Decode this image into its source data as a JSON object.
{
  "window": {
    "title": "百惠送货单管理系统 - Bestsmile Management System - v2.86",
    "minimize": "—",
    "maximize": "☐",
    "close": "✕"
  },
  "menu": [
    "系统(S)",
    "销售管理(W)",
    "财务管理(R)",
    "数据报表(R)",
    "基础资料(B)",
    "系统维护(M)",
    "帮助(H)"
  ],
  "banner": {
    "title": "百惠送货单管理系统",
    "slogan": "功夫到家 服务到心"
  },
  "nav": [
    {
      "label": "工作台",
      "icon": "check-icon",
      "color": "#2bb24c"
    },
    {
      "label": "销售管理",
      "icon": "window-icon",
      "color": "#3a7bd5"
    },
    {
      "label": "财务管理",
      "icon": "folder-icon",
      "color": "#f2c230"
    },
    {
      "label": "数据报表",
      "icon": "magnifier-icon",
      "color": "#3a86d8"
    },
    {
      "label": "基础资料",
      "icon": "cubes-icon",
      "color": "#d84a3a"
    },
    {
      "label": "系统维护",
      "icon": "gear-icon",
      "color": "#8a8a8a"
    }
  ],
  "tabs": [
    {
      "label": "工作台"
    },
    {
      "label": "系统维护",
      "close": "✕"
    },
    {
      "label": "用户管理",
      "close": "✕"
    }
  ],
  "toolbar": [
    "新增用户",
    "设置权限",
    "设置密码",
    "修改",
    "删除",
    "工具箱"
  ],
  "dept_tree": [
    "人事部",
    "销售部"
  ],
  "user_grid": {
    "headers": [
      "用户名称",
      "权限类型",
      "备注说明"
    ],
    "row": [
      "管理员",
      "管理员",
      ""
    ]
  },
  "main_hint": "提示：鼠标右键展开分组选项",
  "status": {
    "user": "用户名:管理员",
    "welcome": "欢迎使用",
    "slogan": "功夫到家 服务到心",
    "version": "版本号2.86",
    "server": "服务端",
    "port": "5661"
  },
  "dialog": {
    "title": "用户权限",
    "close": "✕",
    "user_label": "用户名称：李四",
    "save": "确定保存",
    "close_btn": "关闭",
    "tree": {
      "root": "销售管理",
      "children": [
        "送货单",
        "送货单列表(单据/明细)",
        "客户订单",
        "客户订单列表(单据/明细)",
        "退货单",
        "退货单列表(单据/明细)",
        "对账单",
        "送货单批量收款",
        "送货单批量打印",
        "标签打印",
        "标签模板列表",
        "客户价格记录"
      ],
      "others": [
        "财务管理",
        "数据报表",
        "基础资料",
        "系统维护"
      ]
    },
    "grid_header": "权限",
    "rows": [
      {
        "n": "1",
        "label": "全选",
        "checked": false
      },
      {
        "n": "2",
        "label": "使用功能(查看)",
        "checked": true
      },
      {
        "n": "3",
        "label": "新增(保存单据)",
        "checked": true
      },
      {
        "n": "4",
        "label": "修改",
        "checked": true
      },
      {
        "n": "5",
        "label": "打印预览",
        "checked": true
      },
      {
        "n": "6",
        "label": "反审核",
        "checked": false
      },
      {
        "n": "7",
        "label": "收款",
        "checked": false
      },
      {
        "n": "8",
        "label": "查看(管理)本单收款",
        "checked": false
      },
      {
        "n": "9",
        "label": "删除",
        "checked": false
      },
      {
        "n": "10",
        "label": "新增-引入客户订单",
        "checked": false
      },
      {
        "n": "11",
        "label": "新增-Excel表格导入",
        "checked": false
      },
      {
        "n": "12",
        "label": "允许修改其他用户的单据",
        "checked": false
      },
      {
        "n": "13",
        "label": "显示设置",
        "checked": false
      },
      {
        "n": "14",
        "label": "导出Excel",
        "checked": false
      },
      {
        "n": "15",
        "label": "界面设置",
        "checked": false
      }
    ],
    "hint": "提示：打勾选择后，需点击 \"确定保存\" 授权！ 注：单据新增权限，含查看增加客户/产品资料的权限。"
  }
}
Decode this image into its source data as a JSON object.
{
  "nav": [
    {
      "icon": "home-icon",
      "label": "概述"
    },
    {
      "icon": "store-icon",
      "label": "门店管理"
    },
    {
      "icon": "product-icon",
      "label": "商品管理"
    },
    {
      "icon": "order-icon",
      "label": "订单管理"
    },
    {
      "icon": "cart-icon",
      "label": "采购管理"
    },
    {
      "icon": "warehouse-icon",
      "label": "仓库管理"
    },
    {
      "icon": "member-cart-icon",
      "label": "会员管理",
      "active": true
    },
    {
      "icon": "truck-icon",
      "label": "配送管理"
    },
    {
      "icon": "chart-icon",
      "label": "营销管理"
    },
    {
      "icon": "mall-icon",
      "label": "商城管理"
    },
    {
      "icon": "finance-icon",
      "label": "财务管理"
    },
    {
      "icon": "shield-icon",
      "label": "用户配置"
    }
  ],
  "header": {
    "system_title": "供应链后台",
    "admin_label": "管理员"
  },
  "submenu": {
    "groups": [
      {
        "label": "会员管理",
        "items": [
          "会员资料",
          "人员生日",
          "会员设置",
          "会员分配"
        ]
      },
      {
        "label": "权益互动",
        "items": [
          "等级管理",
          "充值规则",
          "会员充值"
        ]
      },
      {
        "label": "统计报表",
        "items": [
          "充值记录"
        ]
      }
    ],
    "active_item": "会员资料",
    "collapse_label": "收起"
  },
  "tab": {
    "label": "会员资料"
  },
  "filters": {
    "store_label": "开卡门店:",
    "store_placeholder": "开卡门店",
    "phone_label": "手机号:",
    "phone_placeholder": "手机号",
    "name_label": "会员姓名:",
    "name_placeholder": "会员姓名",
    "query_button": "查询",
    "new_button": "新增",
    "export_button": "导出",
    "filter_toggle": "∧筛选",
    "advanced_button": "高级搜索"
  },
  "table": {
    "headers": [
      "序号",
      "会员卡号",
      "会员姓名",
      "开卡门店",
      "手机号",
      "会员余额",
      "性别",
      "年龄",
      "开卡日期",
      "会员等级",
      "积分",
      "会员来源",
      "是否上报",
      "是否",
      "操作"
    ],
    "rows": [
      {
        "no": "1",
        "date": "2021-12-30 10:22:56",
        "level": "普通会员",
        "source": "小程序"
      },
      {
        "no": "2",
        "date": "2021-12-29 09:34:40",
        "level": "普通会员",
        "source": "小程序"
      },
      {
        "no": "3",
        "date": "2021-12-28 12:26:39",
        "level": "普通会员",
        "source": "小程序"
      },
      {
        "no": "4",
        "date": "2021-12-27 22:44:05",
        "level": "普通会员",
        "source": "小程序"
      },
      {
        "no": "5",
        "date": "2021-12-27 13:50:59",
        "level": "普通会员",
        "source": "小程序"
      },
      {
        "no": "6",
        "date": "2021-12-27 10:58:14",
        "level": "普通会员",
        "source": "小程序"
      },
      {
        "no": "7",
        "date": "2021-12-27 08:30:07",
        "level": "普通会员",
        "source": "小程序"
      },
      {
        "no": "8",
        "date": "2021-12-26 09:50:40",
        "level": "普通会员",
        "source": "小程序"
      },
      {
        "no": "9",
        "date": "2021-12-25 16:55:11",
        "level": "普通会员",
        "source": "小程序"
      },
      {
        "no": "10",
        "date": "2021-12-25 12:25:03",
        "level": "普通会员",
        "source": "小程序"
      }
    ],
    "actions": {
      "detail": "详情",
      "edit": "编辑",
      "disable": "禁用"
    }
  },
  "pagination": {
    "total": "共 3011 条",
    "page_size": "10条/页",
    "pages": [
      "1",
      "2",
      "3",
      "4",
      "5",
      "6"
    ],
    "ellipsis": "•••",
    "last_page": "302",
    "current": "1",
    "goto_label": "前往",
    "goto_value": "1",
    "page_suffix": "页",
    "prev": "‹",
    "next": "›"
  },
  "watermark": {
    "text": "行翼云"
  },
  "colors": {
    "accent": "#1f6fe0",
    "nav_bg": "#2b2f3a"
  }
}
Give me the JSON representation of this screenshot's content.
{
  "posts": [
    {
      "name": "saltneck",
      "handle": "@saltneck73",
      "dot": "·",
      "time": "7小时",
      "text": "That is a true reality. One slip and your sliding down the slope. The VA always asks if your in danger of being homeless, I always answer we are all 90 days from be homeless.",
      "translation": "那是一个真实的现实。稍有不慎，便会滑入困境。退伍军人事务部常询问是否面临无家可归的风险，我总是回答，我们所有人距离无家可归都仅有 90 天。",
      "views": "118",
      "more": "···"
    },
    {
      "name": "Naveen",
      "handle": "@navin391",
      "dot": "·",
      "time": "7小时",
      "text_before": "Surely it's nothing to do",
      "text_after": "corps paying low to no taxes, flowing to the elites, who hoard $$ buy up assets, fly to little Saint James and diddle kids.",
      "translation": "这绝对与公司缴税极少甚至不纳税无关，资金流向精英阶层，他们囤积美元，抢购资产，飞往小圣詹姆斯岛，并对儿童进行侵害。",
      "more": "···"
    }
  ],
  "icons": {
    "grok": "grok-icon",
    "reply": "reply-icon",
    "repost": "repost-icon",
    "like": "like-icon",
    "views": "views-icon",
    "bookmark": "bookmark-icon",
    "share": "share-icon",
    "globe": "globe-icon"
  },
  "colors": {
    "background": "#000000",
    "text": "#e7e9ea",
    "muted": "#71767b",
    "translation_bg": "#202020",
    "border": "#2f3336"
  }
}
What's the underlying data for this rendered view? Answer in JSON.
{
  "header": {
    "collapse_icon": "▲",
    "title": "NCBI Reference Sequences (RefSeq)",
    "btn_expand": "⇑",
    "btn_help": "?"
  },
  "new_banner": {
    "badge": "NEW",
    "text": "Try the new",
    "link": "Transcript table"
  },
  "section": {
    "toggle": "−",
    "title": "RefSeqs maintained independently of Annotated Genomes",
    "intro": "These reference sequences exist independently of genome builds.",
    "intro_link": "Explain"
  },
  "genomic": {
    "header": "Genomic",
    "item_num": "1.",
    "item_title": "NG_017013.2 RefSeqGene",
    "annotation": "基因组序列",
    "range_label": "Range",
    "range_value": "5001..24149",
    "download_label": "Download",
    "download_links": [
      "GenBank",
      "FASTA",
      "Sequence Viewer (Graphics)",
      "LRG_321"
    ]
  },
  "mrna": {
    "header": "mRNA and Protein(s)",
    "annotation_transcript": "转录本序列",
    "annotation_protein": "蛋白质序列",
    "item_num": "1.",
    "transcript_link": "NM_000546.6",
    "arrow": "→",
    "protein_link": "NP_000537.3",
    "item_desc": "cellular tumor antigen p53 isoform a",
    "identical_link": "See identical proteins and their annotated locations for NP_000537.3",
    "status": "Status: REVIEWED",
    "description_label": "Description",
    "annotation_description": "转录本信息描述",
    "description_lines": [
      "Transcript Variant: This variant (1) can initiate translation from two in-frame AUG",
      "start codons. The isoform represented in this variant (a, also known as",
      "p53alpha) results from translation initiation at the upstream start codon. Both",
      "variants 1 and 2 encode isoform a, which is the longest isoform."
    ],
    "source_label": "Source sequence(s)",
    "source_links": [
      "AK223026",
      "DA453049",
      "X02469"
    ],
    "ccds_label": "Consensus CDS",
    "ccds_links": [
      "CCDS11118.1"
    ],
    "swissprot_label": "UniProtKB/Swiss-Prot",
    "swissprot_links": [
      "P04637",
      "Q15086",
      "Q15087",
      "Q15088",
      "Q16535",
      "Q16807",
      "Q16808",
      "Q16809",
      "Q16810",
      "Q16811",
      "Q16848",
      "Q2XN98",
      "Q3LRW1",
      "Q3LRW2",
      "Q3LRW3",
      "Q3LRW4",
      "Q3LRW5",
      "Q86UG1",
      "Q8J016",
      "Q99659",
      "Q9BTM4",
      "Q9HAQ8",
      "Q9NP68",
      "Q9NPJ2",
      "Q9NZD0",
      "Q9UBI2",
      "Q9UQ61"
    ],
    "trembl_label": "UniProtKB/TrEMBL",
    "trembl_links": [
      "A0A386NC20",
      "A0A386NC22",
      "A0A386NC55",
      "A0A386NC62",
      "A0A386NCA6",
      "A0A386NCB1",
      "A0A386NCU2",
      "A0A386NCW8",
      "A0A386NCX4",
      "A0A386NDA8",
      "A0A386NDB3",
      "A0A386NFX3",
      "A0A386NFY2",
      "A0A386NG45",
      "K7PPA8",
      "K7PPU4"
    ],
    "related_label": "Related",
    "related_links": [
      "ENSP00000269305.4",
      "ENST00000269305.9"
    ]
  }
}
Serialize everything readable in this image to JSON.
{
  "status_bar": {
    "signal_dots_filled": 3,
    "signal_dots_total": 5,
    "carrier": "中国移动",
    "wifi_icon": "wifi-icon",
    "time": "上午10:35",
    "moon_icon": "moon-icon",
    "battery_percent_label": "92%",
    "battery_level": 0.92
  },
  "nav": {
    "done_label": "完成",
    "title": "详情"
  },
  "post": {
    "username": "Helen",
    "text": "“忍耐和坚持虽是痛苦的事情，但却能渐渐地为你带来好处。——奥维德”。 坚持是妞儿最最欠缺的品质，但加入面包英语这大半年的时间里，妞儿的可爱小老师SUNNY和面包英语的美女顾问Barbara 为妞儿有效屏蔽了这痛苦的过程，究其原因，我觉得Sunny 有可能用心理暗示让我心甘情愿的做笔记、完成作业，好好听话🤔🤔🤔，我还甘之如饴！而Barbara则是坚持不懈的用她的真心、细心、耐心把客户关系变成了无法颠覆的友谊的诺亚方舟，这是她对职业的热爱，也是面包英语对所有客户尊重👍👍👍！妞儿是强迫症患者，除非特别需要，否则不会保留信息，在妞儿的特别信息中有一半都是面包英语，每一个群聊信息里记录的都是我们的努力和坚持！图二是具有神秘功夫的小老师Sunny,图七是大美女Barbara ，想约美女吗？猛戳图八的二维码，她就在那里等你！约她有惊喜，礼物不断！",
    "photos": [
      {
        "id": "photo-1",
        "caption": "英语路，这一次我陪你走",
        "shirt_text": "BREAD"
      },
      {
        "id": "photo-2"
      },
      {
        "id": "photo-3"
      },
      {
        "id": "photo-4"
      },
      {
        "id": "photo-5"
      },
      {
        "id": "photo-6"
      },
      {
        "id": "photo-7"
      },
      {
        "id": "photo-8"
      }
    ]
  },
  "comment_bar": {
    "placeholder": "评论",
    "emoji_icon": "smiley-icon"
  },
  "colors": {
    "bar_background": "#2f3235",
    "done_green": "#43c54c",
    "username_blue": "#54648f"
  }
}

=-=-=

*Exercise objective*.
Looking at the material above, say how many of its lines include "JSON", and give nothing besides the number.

*Exercise response*.
5